Tami Oldham-Ashcraft wrote a book about her horrifying ordeal, Red Sky In Mourning: A True Story Of Love, Loss, and Survival At Sea, which was the basis for the film. As you might guess from the title, and what any glance at interviews with Oldham-Ashcraft will quickly reveal, is that the film decided to make one glaring revision. Let's start with the film's official synopsis:
Starring Shailene Woodley and Sam Claflin, Adrift is based on the inspiring true story of two free spirits whose chance encounter leads them first to love, and then to the adventure of a lifetime. As the two avid sailors set out on a journey across the ocean, Tami Oldham (Woodley) and Richard Sharp (Claflin) couldn’t anticipate they would be sailing directly into one of the most catastrophic hurricanes in recorded history. In the aftermath of the storm, Tami awakens to find Richard badly injured and their boat in ruins. With no hope for rescue, Tami must find the strength and determination to save herself and the only man she has ever loved. Adrift is the unforgettable story about the resilience of the human spirit and the transcendent power of love.
It sounds like an earnest and romantic story, but accurate? Not so much. Here's an excerpt of Oldham Ashcraft's book, from a New Zealand Herald review:
"I know in a blinding flash he's gone overboard. Snatched by the boiling cauldron of the ocean, whipped to a frenzy by the hurricane. When I realised he wasn't there, I wanted to die. From the depths of my soul, I feel an animal roar inside me. I scream and rage at the vast sea that's torn my man from me. I slip in and out of consciousness, delirious, half-dead."
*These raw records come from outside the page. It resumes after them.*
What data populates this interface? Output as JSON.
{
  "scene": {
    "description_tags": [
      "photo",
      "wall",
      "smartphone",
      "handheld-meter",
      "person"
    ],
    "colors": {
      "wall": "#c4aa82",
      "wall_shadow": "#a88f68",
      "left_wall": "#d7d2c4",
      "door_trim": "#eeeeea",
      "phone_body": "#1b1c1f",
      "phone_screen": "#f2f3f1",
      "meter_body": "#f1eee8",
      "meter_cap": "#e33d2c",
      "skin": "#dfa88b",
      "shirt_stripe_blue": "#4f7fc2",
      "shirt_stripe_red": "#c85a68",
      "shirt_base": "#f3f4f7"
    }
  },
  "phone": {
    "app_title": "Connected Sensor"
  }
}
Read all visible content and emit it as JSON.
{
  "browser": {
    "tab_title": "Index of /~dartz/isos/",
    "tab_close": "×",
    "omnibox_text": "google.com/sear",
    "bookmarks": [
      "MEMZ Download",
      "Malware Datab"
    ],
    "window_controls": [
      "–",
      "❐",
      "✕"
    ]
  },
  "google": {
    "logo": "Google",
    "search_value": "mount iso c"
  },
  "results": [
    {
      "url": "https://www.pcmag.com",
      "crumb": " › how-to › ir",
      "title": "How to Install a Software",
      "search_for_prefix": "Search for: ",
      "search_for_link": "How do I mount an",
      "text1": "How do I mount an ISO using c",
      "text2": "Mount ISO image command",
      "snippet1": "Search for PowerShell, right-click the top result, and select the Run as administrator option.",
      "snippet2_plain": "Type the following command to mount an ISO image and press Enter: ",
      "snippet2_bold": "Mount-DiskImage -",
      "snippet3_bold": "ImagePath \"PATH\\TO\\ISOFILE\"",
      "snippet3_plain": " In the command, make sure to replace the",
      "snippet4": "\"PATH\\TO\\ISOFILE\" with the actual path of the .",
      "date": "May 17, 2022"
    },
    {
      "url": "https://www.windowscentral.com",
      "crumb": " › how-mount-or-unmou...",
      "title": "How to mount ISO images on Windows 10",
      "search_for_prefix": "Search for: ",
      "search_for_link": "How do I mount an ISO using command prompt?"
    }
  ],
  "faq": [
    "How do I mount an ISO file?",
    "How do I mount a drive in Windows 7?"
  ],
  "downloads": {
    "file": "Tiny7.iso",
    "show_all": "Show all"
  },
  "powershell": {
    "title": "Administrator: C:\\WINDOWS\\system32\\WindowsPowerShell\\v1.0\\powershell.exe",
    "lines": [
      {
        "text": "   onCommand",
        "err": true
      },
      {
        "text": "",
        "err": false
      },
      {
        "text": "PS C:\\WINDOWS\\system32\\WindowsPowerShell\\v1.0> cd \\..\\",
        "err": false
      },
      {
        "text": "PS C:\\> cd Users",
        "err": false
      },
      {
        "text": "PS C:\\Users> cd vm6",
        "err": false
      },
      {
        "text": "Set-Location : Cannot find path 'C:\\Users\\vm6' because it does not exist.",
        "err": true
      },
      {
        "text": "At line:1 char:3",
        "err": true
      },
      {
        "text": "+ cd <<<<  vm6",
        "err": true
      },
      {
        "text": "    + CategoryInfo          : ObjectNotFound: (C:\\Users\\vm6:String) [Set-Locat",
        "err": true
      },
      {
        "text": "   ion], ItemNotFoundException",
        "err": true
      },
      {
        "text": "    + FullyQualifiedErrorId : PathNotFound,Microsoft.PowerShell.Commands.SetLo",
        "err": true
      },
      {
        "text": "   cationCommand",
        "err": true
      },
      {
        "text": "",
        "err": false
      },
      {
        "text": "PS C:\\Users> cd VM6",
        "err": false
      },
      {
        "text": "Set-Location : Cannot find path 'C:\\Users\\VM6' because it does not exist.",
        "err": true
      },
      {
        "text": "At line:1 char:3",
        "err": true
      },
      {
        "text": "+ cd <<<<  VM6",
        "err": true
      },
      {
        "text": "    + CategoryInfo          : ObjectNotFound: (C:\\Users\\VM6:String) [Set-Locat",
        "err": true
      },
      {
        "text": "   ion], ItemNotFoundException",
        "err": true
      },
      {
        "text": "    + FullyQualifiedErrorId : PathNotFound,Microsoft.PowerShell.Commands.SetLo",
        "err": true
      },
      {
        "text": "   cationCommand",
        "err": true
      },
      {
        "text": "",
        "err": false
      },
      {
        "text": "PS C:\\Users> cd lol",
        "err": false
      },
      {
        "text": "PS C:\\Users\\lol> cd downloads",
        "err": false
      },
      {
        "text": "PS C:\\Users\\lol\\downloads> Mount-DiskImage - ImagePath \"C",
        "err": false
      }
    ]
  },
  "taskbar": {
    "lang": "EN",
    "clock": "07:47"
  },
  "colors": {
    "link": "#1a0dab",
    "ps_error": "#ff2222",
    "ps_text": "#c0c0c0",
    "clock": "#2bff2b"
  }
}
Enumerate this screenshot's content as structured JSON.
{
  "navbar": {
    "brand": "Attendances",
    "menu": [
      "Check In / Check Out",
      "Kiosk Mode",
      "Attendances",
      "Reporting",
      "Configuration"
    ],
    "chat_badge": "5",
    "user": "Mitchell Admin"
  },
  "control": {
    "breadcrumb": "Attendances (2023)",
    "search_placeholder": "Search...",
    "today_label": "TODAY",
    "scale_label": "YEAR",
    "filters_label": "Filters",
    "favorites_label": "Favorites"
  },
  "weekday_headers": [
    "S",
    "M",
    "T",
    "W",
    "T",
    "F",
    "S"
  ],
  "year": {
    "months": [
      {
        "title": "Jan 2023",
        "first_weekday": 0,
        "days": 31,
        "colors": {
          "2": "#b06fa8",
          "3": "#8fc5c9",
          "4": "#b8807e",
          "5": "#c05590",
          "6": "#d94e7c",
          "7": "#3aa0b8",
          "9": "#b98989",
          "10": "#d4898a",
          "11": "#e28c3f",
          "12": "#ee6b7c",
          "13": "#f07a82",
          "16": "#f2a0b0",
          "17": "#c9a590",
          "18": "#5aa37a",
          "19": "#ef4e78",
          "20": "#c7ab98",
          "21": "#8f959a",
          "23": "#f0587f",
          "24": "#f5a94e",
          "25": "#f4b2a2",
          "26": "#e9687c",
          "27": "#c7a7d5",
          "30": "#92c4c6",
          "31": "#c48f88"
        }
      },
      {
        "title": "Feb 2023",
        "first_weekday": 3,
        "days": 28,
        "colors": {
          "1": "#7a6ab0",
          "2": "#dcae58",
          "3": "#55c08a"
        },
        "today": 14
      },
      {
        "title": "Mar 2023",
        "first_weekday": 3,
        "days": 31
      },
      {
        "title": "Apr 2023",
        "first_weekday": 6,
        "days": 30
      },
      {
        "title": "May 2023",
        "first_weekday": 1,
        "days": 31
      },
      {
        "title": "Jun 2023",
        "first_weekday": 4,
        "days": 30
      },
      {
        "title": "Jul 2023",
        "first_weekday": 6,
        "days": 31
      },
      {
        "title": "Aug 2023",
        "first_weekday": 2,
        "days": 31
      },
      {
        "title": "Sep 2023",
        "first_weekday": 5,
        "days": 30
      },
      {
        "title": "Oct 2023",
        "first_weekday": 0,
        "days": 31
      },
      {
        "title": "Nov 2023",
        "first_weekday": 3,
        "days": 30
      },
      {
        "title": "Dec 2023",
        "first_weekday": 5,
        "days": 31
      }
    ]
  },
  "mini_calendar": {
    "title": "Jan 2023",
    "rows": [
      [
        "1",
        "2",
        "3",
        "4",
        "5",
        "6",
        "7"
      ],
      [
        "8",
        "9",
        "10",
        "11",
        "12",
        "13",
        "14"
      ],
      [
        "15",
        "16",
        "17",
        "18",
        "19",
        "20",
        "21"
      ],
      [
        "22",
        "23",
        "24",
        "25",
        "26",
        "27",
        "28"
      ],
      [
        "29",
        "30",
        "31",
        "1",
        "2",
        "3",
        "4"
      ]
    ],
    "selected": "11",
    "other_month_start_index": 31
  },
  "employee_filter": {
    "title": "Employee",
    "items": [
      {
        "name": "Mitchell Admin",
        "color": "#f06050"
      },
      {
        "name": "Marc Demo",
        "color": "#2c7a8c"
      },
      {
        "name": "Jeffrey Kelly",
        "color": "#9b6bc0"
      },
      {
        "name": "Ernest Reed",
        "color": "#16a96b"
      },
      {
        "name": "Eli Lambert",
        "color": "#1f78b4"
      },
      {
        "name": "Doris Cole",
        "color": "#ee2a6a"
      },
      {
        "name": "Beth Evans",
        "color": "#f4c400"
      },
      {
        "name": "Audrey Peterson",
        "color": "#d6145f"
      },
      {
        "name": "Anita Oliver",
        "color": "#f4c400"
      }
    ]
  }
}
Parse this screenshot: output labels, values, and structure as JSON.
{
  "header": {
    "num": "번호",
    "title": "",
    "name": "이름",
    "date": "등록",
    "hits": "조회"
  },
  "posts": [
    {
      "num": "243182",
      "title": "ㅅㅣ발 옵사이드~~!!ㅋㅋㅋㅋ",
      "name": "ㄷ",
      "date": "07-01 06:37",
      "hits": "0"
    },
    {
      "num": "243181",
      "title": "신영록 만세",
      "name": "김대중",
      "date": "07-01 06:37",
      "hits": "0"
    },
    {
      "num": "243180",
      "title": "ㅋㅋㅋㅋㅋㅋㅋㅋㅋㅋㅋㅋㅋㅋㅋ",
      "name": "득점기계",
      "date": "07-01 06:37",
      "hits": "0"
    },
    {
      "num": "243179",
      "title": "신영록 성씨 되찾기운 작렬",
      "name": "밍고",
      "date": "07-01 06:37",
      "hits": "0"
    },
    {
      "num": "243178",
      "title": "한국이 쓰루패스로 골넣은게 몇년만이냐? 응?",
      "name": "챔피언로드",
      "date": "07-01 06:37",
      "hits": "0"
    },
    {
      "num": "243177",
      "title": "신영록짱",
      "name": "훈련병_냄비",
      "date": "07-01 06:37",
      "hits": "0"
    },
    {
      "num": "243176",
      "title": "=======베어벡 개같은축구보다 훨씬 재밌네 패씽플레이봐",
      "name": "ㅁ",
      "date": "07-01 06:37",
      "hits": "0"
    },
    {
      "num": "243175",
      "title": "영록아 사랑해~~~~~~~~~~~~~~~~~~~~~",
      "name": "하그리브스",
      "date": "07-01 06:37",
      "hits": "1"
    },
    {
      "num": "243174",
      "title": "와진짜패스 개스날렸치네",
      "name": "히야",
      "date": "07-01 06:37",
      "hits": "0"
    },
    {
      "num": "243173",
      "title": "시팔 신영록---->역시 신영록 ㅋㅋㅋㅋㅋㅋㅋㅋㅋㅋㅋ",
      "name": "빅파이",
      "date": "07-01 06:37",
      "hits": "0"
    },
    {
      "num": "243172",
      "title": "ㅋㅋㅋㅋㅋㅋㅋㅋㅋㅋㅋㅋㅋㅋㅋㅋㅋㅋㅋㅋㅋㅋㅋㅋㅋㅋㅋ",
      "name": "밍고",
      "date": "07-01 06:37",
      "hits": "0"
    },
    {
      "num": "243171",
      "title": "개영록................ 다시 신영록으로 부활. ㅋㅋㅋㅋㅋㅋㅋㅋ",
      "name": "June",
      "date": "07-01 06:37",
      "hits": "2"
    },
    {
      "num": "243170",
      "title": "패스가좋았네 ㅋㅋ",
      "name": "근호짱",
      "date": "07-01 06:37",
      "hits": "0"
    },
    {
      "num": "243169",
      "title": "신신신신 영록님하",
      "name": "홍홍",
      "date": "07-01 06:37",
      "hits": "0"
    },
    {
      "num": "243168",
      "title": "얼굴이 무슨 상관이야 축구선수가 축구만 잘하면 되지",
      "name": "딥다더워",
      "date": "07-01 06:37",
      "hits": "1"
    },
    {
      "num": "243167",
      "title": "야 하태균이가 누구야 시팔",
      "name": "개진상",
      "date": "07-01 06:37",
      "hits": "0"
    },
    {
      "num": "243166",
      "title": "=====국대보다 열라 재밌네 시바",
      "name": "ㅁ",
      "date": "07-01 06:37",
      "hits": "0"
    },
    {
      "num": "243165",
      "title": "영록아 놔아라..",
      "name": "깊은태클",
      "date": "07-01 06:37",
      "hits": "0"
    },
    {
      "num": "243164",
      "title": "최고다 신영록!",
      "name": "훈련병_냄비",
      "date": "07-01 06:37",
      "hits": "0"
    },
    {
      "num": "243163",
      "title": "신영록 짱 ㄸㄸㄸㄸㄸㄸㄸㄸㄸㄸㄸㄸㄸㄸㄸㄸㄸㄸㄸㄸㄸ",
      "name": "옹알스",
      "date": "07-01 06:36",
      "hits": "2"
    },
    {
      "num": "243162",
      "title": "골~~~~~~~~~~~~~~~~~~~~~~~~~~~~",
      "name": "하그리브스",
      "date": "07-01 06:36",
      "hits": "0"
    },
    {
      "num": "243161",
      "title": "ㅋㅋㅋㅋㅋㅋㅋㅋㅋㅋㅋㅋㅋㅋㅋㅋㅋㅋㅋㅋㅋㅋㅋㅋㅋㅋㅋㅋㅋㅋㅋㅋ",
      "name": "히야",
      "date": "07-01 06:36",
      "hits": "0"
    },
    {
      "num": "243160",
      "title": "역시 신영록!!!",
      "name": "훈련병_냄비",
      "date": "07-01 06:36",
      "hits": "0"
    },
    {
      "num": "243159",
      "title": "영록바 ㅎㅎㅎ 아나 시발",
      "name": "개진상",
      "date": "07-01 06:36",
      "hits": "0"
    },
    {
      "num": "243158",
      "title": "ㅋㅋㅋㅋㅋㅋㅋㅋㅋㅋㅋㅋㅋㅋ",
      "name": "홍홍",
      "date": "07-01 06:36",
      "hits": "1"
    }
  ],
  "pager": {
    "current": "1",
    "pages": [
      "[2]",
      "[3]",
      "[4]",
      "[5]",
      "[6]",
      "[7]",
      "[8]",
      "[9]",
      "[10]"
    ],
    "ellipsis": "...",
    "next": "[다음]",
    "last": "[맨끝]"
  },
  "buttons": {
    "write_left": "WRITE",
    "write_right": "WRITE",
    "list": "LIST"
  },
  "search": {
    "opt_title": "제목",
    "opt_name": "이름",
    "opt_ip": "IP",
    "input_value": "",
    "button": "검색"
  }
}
Yup — in real life, Oldham-Ashcraft's boyfriend Richard Sharp was swept overboard during the storm, never to be seen again, while the film has him alive and acting as the main motivation for Oldham-Ashcraft to find her way back to civilization. However (major spoilers ahead), the movie does reveal towards the end that Sharp did actually die early on, and that it was really just his spirit that gave Oldham-Ashcraft the strength she needed to survive her 42-day ordeal.
Waking up badly injured after being knocked unconscious by the storm, Oldham-Ashcraft navigated over 1,500 miles alone with just a sextant and watch, surviving on canned food and peanut butter until she reached the safety of Hilo, HI. The film has her coming to and finding Richard badly injured, leaving her the only one able to operate and repair the yacht, which she does under Richard's guidance.
For those worried that the movie of Adrift is just another case of Hollywood tweaking tragedy for more melodrama, Oldham-Ashcraft was deeply involved in the film's creation from day one. In an interview, she told Red Carpet Crash she'd been working with the screenwriters for over five years since they came to her with the idea of turning her book into a film, noting, "I've waited many years for fruition, to see my story on the big screen." So any deviations from the sailor's lived experience are intentional, and done with her approval.
Regarding the major difference, Oldham-Ashcraft said she doesn't want to be a spoiler and noted, accurately, that "there is a little bit of a twist and everything becomes clear in the end. I think it's a marvelous way they did the creativity and work to bring the story to life. They stayed pretty close to the story, actually...you'll have to see it to see what actually transpired."
If Oldham-Ashcraft was able to have faith in herself for survival, audiences can trust her that the film truly honors her story.